My tip? Instead of shooting directly into a sunrise, turn around and look for frames where the sun shines perpendicular onto the landscape.
From a compositional perspective, the directional light will add shape and create a sense of dimensionality. Even softer light will highlight contours in the land. In fact, I often prefer diffused light as it’s not too intense with white-hot highlights and pitch-black shadows.
Directional light can bring a flat scene to vivid life and inject depth into your composition.
Consider this image of the (former) Lake Pedder in Tasmania’s remote southwest below.
Sunrise was out to the east. But after surveying how the light was falling across the rolling landscape, I decided to turn northwest—and I’m so glad I did.
The side light emphasised the shapes and forms in the hills, drawing attention to the layers and adding dimensionality to an otherwise static image.
Avoid these elements (most of the time)
So far, we’ve explored what you should do or include. But often, the most powerful compositional choices you can make are the things you avoid and don’t do.
There’s an old expression that photography is the art of exclusion. Painters slowly add elements to their canvas, shaping light and colour with each stroke. Whereas we photographers often seek to remove or obscure distractions.
Here are a few composition tips on what to avoid:
Centred subjects: Unless you're intentionally seeking perfect symmetry, a centred subject will be too quickly processed by the viewer.Their visual journey will be over before it begins.
Instead, recognise that some degree of tension can be a good thing, like sweet and sour sauce or an unexpected bridge partway through a song. By offsetting subjects in the frame—and harnessing some of the earlier compositional choices—viewers will process your image more deeply and for longer.
Overlapping zones: Sometimes you’ll want to crouch low and send your seastack soaring above the horizon line. On the other hand, for example, bushes that poke up into a tranquil river stream can be a distracting edge and disrupt the flow of the scene.
The solution? Move your tripod, gain elevation, or obscure the offending element behind a tree trunk or rock. The key is to keep the edges between zones as distinct as possible.
Busy borders: Clean, open borders provide breathing room around your main subjects. So, avoid harsh edge shadows or lines that run parallel to a border. And look out for lines (such as overhead branches) that cut through a corner of the frame. The fix? Alter your crop to make the lines appear less precise—we’re showcasing imperfect landscapes, not geometrical renderings.
Earlier, I referenced the idea of photography as storytelling. And you’ve likely heard this expression time and again. But it’s true—and it underlies most of the theory behind strong compositions.
If you point your cameras at a grand waterfall or a bold sunset, great—but more often than not, that’s just a pretty snapshot.

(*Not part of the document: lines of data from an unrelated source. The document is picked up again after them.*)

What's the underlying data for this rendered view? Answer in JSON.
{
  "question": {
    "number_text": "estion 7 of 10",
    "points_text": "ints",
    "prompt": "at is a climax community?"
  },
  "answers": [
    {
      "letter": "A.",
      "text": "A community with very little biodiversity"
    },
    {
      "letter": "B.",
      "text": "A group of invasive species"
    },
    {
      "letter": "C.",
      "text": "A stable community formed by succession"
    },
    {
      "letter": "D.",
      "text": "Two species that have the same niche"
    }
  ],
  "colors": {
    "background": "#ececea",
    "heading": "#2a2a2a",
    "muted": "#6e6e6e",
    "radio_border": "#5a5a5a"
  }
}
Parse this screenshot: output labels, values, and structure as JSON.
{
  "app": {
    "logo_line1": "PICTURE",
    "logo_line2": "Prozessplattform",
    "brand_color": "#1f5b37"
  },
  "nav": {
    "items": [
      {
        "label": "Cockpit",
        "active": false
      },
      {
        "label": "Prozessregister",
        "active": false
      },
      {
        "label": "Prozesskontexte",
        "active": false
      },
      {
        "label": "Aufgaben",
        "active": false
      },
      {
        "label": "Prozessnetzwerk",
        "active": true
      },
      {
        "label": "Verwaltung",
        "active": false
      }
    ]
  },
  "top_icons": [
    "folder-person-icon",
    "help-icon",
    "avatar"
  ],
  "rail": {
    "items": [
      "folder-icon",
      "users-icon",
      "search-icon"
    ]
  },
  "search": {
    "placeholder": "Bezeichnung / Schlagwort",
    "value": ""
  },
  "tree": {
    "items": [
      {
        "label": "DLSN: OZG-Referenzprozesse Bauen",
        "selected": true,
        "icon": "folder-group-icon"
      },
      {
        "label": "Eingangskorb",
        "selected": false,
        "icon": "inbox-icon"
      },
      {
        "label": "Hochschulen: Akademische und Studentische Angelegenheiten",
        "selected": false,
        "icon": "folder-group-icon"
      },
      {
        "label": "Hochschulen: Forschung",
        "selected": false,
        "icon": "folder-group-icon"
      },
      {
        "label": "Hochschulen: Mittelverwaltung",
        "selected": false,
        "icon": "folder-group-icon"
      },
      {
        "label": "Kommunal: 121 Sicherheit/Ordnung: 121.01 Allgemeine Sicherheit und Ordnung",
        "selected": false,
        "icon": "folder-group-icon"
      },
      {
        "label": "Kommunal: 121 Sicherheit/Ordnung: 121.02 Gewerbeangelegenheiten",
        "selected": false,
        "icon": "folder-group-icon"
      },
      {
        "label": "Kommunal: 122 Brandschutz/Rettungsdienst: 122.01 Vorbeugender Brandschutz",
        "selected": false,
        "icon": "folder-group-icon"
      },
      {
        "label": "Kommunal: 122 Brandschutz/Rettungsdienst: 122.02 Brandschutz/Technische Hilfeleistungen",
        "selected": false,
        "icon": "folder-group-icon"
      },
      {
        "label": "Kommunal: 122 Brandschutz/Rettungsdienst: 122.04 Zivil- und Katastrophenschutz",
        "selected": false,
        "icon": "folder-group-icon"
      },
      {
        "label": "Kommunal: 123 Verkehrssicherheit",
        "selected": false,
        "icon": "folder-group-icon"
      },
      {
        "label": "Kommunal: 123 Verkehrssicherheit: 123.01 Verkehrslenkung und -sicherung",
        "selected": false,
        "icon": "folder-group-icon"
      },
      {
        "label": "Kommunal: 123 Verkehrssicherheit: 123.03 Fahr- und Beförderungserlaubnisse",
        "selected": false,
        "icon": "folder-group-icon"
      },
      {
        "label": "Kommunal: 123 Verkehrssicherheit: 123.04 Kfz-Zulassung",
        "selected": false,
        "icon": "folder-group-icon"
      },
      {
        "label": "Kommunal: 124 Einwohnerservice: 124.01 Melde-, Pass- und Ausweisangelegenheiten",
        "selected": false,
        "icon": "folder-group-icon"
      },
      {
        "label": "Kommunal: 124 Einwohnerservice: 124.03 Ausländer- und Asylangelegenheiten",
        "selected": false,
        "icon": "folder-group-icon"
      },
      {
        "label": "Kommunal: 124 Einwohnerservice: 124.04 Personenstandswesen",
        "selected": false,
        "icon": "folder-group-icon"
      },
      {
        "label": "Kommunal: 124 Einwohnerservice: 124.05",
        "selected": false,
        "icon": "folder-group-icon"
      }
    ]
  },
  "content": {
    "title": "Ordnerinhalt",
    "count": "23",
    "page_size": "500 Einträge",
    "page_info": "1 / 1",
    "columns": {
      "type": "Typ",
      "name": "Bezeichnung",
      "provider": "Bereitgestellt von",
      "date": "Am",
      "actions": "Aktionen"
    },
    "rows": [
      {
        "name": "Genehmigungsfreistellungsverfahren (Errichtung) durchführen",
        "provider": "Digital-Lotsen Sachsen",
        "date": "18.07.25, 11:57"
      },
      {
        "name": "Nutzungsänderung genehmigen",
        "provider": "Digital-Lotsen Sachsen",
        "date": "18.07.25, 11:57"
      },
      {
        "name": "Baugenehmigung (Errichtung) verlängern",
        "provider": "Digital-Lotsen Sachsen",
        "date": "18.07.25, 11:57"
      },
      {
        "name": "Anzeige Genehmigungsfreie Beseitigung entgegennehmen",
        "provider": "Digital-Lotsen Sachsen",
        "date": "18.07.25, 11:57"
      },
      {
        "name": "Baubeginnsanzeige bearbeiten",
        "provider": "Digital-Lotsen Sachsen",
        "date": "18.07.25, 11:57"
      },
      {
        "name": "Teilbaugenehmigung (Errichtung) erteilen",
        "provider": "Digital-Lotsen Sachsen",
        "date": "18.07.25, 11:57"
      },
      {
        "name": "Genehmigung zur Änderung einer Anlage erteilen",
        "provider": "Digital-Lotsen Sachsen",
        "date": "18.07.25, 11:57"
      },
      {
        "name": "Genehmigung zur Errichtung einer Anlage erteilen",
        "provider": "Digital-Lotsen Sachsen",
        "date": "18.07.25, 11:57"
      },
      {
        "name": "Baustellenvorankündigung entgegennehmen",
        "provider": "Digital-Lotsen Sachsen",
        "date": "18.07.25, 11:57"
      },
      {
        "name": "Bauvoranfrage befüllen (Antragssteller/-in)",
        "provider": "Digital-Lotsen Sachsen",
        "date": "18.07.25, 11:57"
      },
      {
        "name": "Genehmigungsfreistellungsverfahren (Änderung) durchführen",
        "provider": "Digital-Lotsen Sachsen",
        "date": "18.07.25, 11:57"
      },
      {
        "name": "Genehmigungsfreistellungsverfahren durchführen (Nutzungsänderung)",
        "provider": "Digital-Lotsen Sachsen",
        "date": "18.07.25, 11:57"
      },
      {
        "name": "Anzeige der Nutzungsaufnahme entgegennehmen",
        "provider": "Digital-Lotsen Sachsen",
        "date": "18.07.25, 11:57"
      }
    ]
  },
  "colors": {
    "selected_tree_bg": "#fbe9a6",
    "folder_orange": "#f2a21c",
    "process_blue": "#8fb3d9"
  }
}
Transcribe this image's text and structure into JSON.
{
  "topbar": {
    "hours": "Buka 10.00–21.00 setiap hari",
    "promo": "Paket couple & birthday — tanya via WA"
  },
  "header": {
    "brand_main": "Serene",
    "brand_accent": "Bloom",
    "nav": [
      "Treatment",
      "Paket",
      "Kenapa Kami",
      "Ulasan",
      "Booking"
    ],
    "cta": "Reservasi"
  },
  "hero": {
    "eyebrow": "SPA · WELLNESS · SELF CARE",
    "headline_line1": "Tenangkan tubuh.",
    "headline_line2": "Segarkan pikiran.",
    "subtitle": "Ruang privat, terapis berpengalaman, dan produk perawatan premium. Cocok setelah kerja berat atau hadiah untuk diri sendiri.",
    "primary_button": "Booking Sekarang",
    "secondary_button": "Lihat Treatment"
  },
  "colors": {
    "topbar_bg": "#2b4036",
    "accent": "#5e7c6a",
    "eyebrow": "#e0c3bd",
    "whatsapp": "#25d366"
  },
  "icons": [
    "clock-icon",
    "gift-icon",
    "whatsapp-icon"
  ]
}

It’s nice to look at, but rarely will it hold attention. To do that, you need to tell a richer story. To harness (or obscure) surrounding elements and imbue the scene with deeper meaning.
Strong compositions ensure your work stands out from the crowd. That it holds its own amongst the millions of other images of Bombo Quarry or famous waterfalls.
Above all else, the key to compelling compositions is time.
Memorable landscape photos aren't rushed and are rarely taken on a whim. They require careful consideration. By taking the time to learn and apply composition techniques (like the ones explored here), you’ll become more aware of the concepts to look for in the field.
You’ll be able to work a scene until you create the most appealing composition to tell a richer story of your experience.
One last note: I’ve never been a fan of theory for theory’s sake.
I encourage you to be mindful of the concepts explored above—not all are appropriate all of the time. A luminous high-key image, such as a tree in snow, will always be processed very differently from a seascape sunrise. Take time to apply the theories in service of your creative vision, but don’t be afraid to ignore them when they aren’t. ❂